**EXERCISE**: Look through the records, and wherever the string "JSON" turns up, copy out that line.

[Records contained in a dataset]
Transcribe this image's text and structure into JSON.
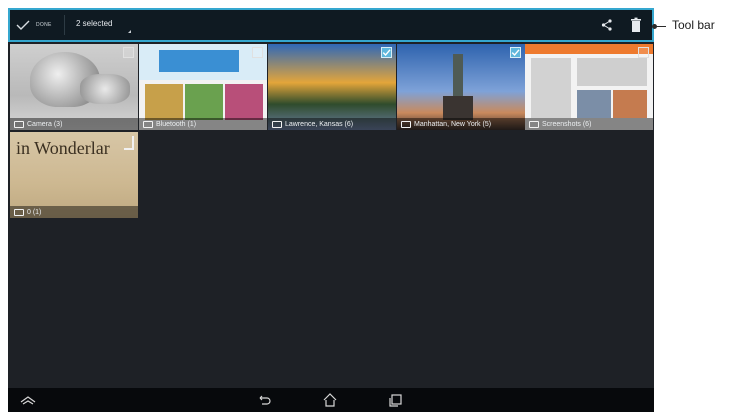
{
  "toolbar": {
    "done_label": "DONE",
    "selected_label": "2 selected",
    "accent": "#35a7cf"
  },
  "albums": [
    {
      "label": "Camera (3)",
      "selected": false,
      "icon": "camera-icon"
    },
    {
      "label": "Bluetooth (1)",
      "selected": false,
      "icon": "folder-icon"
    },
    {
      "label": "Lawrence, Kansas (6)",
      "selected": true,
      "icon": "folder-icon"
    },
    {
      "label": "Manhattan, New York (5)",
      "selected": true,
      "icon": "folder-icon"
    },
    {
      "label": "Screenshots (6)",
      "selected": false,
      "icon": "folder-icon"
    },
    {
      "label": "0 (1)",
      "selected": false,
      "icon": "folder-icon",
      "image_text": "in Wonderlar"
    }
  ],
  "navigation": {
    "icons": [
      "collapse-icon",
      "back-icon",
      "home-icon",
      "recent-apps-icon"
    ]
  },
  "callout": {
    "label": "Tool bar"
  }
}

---

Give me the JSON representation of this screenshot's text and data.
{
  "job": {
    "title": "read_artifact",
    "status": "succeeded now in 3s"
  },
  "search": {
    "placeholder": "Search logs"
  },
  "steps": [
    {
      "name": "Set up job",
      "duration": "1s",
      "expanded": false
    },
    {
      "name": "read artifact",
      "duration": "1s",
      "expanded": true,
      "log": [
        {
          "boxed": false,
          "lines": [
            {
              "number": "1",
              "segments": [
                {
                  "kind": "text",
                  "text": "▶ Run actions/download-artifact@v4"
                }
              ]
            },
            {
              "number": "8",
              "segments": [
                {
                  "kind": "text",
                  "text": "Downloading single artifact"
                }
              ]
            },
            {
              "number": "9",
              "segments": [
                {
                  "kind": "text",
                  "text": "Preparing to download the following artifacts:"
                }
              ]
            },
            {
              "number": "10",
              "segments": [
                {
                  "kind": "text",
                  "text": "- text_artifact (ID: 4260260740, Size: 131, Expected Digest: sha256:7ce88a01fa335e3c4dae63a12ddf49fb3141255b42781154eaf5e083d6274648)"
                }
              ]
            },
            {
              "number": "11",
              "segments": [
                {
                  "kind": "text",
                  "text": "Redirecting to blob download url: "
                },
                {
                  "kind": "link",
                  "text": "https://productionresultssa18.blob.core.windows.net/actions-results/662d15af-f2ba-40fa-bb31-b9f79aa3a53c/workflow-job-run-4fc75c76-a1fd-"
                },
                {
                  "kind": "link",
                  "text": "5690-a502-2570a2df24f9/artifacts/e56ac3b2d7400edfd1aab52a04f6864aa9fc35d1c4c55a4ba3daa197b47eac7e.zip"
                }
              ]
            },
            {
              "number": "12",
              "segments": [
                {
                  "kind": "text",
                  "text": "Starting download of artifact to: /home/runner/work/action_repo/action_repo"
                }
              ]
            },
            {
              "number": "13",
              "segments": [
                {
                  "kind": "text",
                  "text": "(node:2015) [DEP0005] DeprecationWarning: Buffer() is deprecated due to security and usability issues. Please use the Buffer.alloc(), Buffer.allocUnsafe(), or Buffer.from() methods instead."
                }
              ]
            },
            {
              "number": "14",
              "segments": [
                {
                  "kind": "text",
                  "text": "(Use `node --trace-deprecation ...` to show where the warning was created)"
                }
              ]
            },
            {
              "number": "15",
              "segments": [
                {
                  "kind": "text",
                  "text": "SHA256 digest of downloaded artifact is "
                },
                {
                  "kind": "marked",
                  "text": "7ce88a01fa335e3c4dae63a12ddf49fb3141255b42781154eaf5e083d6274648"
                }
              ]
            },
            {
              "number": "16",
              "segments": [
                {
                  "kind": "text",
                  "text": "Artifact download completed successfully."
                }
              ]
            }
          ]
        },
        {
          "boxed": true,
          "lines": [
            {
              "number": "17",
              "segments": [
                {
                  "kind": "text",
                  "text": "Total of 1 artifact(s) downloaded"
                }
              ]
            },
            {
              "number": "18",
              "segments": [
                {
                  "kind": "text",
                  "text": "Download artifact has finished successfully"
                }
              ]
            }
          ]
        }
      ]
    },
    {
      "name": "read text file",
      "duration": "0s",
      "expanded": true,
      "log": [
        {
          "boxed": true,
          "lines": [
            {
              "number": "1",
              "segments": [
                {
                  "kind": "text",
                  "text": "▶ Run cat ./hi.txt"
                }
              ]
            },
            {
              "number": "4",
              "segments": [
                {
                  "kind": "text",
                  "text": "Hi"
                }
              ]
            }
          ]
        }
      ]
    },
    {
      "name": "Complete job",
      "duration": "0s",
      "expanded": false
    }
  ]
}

**SOLUTION TO THE PROBLEM**:
Transcribe this image's text and structure into JSON.
Give me the JSON representation of this screenshot's text and data.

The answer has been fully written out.